### YOUR TASK
Without the pictures, output the records below word for word.

### EXTRACTED DATA
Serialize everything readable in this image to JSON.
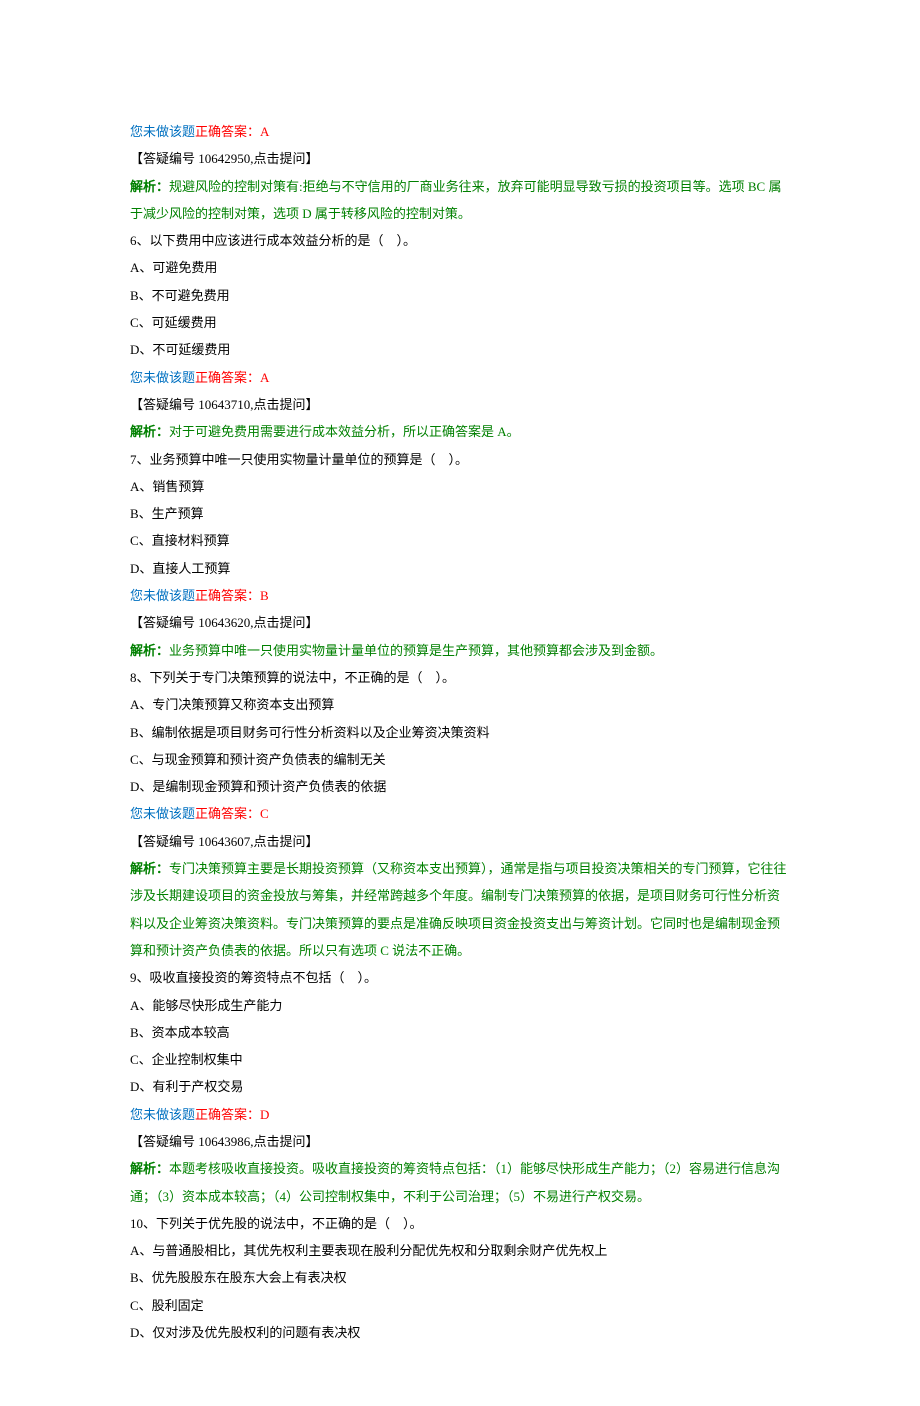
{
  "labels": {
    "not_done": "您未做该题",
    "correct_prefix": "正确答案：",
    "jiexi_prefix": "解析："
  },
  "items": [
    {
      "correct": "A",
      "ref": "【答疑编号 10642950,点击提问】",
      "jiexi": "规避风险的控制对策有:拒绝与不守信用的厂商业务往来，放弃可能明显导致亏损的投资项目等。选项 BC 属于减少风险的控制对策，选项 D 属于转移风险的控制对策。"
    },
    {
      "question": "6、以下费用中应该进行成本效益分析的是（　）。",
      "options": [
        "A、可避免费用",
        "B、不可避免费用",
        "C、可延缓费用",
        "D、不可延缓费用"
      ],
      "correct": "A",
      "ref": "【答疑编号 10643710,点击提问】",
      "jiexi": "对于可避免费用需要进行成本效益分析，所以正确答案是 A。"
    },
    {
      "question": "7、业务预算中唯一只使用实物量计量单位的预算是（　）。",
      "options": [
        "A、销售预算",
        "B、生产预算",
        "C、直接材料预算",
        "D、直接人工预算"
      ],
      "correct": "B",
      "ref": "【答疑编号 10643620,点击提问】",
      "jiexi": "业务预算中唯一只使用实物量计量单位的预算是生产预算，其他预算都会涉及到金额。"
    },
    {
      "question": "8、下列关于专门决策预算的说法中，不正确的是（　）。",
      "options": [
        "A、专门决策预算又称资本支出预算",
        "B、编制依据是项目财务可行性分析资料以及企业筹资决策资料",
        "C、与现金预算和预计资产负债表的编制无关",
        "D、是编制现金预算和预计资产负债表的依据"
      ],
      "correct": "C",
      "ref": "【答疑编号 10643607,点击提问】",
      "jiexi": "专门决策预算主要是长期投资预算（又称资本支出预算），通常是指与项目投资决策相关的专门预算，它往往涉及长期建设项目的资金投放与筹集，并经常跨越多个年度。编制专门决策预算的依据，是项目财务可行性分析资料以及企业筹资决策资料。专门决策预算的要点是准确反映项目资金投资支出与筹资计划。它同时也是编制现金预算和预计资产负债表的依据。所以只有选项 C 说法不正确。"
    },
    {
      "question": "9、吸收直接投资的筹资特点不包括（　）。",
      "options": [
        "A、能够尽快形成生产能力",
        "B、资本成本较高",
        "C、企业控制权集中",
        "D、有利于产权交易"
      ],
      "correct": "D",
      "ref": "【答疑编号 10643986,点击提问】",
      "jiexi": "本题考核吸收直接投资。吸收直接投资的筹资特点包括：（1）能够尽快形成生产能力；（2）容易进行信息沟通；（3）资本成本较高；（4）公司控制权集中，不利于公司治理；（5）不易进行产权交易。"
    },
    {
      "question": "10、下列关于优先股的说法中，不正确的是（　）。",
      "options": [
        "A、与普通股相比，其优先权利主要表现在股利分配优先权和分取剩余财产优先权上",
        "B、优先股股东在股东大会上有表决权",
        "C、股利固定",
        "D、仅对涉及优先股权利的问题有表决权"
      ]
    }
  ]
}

### COMPLETED TASK
Serialize everything readable in this image to JSON.
{
  "labels": {
    "not_done": "您未做该题",
    "correct_prefix": "正确答案：",
    "jiexi_prefix": "解析："
  },
  "items": [
    {
      "correct": "A",
      "ref": "【答疑编号 10642950,点击提问】",
      "jiexi": "规避风险的控制对策有:拒绝与不守信用的厂商业务往来，放弃可能明显导致亏损的投资项目等。选项 BC 属于减少风险的控制对策，选项 D 属于转移风险的控制对策。"
    },
    {
      "question": "6、以下费用中应该进行成本效益分析的是（　）。",
      "options": [
        "A、可避免费用",
        "B、不可避免费用",
        "C、可延缓费用",
        "D、不可延缓费用"
      ],
      "correct": "A",
      "ref": "【答疑编号 10643710,点击提问】",
      "jiexi": "对于可避免费用需要进行成本效益分析，所以正确答案是 A。"
    },
    {
      "question": "7、业务预算中唯一只使用实物量计量单位的预算是（　）。",
      "options": [
        "A、销售预算",
        "B、生产预算",
        "C、直接材料预算",
        "D、直接人工预算"
      ],
      "correct": "B",
      "ref": "【答疑编号 10643620,点击提问】",
      "jiexi": "业务预算中唯一只使用实物量计量单位的预算是生产预算，其他预算都会涉及到金额。"
    },
    {
      "question": "8、下列关于专门决策预算的说法中，不正确的是（　）。",
      "options": [
        "A、专门决策预算又称资本支出预算",
        "B、编制依据是项目财务可行性分析资料以及企业筹资决策资料",
        "C、与现金预算和预计资产负债表的编制无关",
        "D、是编制现金预算和预计资产负债表的依据"
      ],
      "correct": "C",
      "ref": "【答疑编号 10643607,点击提问】",
      "jiexi": "专门决策预算主要是长期投资预算（又称资本支出预算），通常是指与项目投资决策相关的专门预算，它往往涉及长期建设项目的资金投放与筹集，并经常跨越多个年度。编制专门决策预算的依据，是项目财务可行性分析资料以及企业筹资决策资料。专门决策预算的要点是准确反映项目资金投资支出与筹资计划。它同时也是编制现金预算和预计资产负债表的依据。所以只有选项 C 说法不正确。"
    },
    {
      "question": "9、吸收直接投资的筹资特点不包括（　）。",
      "options": [
        "A、能够尽快形成生产能力",
        "B、资本成本较高",
        "C、企业控制权集中",
        "D、有利于产权交易"
      ],
      "correct": "D",
      "ref": "【答疑编号 10643986,点击提问】",
      "jiexi": "本题考核吸收直接投资。吸收直接投资的筹资特点包括：（1）能够尽快形成生产能力；（2）容易进行信息沟通；（3）资本成本较高；（4）公司控制权集中，不利于公司治理；（5）不易进行产权交易。"
    },
    {
      "question": "10、下列关于优先股的说法中，不正确的是（　）。",
      "options": [
        "A、与普通股相比，其优先权利主要表现在股利分配优先权和分取剩余财产优先权上",
        "B、优先股股东在股东大会上有表决权",
        "C、股利固定",
        "D、仅对涉及优先股权利的问题有表决权"
      ]
    }
  ]
}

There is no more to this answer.